New Lakers Karl Malone and Gary Payton have yet to share the court with both Shaquille O'Neal and Kobe Bryant.

Loaded Lakers
still learning

With the addition of two future Hall of Famers to an already star-studded lineup, the Los Angeles Lakers shouldn't be hurting for points this season.

The key to reclaiming the NBA title, however, will be keeping opponents from matching them on the other end of the floor. At least that's the assessment of one of the top defenders in league history.

"Last year they didn't play defense really well for Phil. This year we're going to have to pick it up," said Gary Payton, a nine-time member of the NBA's all-defensive team. "With me and Karl (Malone) coming in and putting more aggressiveness into our defense I think that's going to happen.

"We're going to try to establish ourselves on defense. I think we know we can score, but I think we need to be a defensive team to win a championship."

Payton and Malone, second on the league's all-time scoring list, signed as free agents with the Lakers over the summer and make their debuts in the purple and gold in this week's exhibition games against the Golden State Warriors at the Stan Sheriff Center.

The addition of the duo to a roster headlined by center Shaquille O'Neal and guard Kobe Bryant gives the Lakers a Dream Team-like lineup.

Both newcomers have had more than their share of wars with the Lakers over their careers. After two days of practice Payton said he was already comfortable in purple and gold.

"It wasn't that hard," Payton said. "We're having fun out here, there's a lot of guys on this team who are veterans and we're having big fun. We're just getting ourselves right and working through everything. That's the fun part of this situation, just trying to learn the system.
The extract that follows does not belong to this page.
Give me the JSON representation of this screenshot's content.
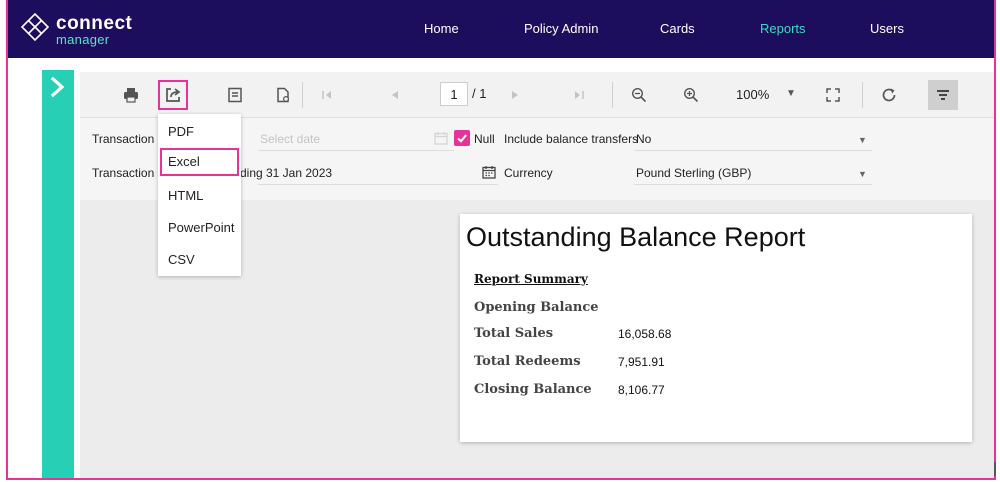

"I'm tired of facing them, so I'm glad it came to a level where now I'm playing with them and we're going to get a lot of wins together."

Although they've been in the NBA for 31 years combined, the veteran duo are out to prove they still have a lot to offer as players.

Payton, 35, averaged 20.4 points and 8.3 assists while playing for Seattle and Milwaukee last season. Malone, who turned 40 in July, averaged 20.6 points and 7.8 rebounds in his 18th season with Utah.

After yesterday morning's practice at the University of Hawaii's Gym II, Malone showed off a chiseled physique on his 6-foot-9, 259-pound frame and brushed off talk of his possibly skipping the evening sessions of the Lakers' two-a-day workouts during training camp here.

"I'm not planning on skipping anything," Malone said. "If the coaches wanted me to skip, I will, but I've got things to learn and I will. But the most important thing is I'm here to do what I'm supposed to do. Hey, I'm 40, but that's fine, I'll take this 40 any day."

While he's among the club's newest members, the loquacious Payton isn't wasting time asserting himself with his teammates. The point guard will be assigned the job of running coach Phil Jackson's triangle offense.

"I can't just sit back," Payton said. "I have to come in here and be a leader right off. If we sit back and be passive with each other then it's going to take longer for us to jell, so I have to come in here and be aggressive."

Malone begged off media interviews on his second day of Lakers camp. But on Friday he talked about how strange it felt to wear the purple and gold. He couldn't quite believe he'd really switched teams after 18 years with the Utah Jazz.

But he said it felt more natural with every drill.

Malone downplayed talk that Bryant's presence or absence would negatively affect the team.

"I lost my mom (unexpectedly, in August)," Malone said. "That was the ultimate. So it's not a distraction to me."

Malone said he'd enjoyed his visits to Kona, so being in Hawaii brought back pleasant memories of his mom.

It was clear she weighed heavily on his mind.

"I'm doing this because this is what she'd want me to do," he said of his joining the Lakers in his quest for a championship ring.

Malone is also looking to provide a stabilizing influence for the team as the case involving Bryant runs its course through the season.

Bryant missed the first day of practice for veterans, but arrived in Honolulu on Friday night and made his first appearance at training camp yesterday.

"The most important thing is we have the whole team here," Malone said. "We're a team and we're working together, and having the whole squad here now is fun. All the pieces are here and now we have to start placing those pieces together.

"The most important thing is just being there, being there for everybody, not just Kobe, but being there for everybody. That's how you come together as a team."

With the job of blending the new players into the system -- the Lakers also signed forwards Horace Grant and Bryon Russell -- the Lakers had seen little more than the gym and the hotel until yesterday during their stay in Hawaii.

"We ain't had no fun," Payton said. "Coach let us off tonight, so I guess everybody can go out tonight and see a little bit of the island."

The Star-Bulletin's Kalani Simpson contributed to this story.


E-mail to Sports Editor


Text Site Directory:
[News] [Business] [Features] [Sports] [Editorial] [Do It Electric!]
[Classified Ads] [Search] [Subscribe] [Info] [Letter to Editor]
© 2003 Honolulu Star-Bulletin --